Mike Jordan, chief of public policy and government relations for the city, said he can already see the direct applications this project could have.
“This research is really going to give us some insight into what may be possible going forward, and what may not be possible in terms of what the (public) tolerance and barriers are around using different revenue instruments,” he said.
Jordan and Dr. Yang Yang (PhD), an assistant professor with USask’s Johnson Shoyama Graduate School of Public Policy (JSGS), are receiving support for this research from the Research Junction initiative, which provides funding to joint City of Saskatoon-USask projects aimed at bettering the lives of Saskatoon residents.
Yang said that since the city receives “nearly half” of its operating revenue from property taxes, it’s important for residents to understand them as fully as possible.
And as the services that municipalities support and supply change over time — with added pressures including addressing climate change, keeping up with inflation, and funding essential services in a continually-expanding city — municipalities must adjust their revenue strategies to meet these new demands, Yang said.
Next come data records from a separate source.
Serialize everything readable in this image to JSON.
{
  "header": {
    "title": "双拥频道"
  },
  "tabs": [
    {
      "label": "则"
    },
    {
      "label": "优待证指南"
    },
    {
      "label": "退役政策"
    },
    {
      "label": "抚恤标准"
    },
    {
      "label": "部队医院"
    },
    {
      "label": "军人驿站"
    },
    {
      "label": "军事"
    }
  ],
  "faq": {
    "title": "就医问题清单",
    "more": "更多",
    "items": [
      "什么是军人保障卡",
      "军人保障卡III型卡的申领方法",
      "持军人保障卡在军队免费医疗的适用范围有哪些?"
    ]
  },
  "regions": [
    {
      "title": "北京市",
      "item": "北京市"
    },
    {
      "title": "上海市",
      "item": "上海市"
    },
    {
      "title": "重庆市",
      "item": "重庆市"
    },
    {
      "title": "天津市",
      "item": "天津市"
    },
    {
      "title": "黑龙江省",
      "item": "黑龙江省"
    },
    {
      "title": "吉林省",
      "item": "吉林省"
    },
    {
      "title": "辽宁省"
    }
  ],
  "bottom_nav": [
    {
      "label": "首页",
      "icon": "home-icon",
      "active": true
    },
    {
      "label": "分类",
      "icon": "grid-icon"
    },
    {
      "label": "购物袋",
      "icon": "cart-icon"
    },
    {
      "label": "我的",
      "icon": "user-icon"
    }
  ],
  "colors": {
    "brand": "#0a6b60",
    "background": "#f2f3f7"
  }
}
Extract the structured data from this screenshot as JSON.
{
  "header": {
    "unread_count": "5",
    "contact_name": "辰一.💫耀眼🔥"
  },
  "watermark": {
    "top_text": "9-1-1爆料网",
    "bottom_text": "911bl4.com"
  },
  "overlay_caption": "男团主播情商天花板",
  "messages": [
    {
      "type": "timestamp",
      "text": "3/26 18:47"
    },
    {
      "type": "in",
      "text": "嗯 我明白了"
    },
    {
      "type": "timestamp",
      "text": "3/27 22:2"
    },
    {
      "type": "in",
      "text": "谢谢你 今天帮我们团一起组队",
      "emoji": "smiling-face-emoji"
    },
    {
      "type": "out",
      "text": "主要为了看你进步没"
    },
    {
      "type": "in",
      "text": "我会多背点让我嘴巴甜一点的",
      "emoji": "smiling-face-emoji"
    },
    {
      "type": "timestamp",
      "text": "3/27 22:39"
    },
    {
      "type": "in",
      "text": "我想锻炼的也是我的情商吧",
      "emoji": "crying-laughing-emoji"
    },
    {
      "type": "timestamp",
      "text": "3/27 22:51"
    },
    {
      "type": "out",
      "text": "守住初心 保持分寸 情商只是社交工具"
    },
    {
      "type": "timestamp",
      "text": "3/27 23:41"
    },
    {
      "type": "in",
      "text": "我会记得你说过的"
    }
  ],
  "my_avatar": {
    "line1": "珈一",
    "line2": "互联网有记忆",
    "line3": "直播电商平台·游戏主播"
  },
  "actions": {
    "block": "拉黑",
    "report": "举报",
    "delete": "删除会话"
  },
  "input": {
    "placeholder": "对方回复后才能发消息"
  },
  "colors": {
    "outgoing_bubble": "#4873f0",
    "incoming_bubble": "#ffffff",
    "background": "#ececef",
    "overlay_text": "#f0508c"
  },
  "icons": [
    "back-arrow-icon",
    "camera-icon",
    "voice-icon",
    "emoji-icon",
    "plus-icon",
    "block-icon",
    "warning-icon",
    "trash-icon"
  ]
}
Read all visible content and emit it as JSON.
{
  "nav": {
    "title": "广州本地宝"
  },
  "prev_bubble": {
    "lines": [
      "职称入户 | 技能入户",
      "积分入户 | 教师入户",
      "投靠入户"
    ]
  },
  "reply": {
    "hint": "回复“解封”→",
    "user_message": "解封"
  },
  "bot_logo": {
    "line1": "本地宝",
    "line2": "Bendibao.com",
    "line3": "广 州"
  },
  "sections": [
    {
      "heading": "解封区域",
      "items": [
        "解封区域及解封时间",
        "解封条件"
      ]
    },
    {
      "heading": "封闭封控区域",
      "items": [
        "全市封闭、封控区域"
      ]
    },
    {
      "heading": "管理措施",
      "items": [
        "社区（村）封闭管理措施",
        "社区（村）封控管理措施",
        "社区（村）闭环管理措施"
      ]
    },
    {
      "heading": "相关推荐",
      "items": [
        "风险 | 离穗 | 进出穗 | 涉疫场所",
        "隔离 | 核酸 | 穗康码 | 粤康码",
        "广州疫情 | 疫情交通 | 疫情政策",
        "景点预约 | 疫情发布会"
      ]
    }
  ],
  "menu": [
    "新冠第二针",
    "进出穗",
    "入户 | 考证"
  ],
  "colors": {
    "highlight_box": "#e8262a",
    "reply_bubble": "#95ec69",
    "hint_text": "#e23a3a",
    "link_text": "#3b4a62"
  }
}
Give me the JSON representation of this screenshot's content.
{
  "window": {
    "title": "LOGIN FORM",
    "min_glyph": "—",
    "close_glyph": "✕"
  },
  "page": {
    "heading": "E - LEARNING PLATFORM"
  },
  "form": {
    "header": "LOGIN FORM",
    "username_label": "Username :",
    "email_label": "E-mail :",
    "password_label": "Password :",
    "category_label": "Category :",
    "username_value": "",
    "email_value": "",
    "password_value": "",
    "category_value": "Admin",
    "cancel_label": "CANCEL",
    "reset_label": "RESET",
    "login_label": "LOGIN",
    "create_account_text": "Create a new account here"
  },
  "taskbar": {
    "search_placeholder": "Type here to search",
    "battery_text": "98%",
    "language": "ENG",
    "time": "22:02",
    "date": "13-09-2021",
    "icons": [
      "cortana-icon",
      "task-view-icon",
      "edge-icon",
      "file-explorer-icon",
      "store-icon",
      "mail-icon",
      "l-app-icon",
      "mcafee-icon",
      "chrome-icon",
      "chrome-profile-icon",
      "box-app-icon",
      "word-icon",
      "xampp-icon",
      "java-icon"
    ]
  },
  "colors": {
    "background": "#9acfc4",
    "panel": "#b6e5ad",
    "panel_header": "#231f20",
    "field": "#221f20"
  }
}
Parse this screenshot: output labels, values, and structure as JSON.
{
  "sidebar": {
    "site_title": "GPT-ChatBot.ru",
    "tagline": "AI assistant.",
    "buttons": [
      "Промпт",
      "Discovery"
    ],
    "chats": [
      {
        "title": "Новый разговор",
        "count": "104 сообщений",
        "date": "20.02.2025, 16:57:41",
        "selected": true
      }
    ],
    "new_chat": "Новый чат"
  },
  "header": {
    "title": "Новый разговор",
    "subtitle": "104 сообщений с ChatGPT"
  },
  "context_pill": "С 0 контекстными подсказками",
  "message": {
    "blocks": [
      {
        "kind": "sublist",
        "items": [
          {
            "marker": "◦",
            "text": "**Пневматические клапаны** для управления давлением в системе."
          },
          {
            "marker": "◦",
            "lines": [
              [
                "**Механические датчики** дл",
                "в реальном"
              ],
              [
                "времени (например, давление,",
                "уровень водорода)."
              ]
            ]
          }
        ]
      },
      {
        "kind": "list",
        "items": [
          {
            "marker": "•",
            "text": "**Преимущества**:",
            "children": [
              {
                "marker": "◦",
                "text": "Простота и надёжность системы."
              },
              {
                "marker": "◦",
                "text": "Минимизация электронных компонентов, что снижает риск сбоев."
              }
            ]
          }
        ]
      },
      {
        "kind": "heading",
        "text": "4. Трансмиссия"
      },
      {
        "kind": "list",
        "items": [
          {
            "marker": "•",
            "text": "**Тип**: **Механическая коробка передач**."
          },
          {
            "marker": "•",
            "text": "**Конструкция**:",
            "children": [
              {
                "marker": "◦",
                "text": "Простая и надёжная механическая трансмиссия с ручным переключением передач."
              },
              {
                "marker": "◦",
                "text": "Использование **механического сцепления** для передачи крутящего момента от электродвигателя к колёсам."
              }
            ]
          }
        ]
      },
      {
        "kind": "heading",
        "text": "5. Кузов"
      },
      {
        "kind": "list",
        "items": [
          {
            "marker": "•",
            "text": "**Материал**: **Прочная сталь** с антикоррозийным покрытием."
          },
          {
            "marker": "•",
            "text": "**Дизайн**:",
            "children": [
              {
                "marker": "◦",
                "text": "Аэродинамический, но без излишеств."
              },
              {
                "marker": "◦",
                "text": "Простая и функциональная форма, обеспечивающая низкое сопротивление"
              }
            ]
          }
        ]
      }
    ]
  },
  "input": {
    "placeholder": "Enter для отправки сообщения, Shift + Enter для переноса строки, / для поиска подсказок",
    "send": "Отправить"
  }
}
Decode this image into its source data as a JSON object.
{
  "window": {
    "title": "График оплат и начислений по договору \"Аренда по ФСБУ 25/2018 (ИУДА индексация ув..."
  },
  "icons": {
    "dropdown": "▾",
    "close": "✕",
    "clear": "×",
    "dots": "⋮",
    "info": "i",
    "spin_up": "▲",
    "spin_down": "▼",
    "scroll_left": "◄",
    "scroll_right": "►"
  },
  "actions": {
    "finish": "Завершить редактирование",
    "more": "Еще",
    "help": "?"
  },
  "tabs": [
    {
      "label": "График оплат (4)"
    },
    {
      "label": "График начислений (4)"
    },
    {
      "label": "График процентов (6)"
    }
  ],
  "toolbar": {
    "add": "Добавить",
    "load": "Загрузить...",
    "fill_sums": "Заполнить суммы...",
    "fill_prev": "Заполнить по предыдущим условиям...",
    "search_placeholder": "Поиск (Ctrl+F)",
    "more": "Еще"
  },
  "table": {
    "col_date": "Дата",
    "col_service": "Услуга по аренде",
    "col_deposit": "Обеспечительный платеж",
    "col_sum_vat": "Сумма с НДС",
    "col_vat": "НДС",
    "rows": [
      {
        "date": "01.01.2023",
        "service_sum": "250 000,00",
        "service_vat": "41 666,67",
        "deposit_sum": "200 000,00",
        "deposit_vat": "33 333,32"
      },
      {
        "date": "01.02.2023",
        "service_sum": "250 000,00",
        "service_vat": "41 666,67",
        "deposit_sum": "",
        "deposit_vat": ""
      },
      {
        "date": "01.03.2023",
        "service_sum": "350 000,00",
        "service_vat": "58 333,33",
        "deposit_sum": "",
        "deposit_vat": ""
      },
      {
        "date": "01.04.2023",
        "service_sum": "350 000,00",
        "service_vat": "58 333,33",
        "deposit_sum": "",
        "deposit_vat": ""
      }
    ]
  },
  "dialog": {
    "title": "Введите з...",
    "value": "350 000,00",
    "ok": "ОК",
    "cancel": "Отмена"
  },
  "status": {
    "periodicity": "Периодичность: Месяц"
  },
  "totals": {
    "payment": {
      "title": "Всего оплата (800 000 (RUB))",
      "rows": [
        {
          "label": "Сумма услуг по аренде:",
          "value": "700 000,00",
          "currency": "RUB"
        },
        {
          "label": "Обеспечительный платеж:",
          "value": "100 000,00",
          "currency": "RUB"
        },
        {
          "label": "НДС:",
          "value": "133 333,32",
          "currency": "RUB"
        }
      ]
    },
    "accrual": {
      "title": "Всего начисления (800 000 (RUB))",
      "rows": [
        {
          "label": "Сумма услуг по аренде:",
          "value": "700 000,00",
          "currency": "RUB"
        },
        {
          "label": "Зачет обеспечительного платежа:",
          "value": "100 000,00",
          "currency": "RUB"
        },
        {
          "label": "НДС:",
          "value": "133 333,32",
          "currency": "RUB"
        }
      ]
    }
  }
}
“We think tax policy reforms are necessary to ensure that municipalities can meet all these new demands and challenges,” she said. “We’re hoping to use this project to provide a timely assessment of the public acceptance and support for proposed property tax policy changes.”
The research project will be conducted using surveys distributed to Saskatoon residents and other municipalities to gauge opinions regarding property tax and potential tax reforms.
Drawing on behavioural insights, this project will also create a communication plan to mitigate some of the challenges that come with these changes.
“We’re hoping to inform the development of targeted and effective communication strategies that could resonate better with residents about what our rationales are, and what could be missed opportunities, without reforming property tax policy,” she said.
Jordan said studying how to communicate any city tax changes to residents is critical to educate residents on where their tax is allocated.
Transparency on how any government spends income from residents is important, he said.
“I think we spend a lot of time communicating now on property tax … but are there any other insights we’re missing, that we haven’t really thought about?” he said.
Jordan lauded Yang and the JSGS researchers for tackling the issue from multiple angles and said the Research Junction projects have significant benefits for the City of Saskatoon.
“That’s what’s special about the JSGS school, is that they understand the research and the academic side, but also then what’s the implementation side of it? That’s sometimes where policy fails — there might be good ideas, but if you can’t implement them that’s where the roadblock comes in,” Jordan said. “(JSGS researchers) understand some of those implementation barriers we’re trying to overcome.”
This project is one of three recently awarded funding by the Research Junction initiative. Research Junction is a collaboration between the City of Saskatoon and USask’s Research Acceleration and Strategic Initiatives “to support the development of joint research projects that address contemporary urban issues for the benefit of Saskatoon residents.”
For more information, contact:
USask Media Relations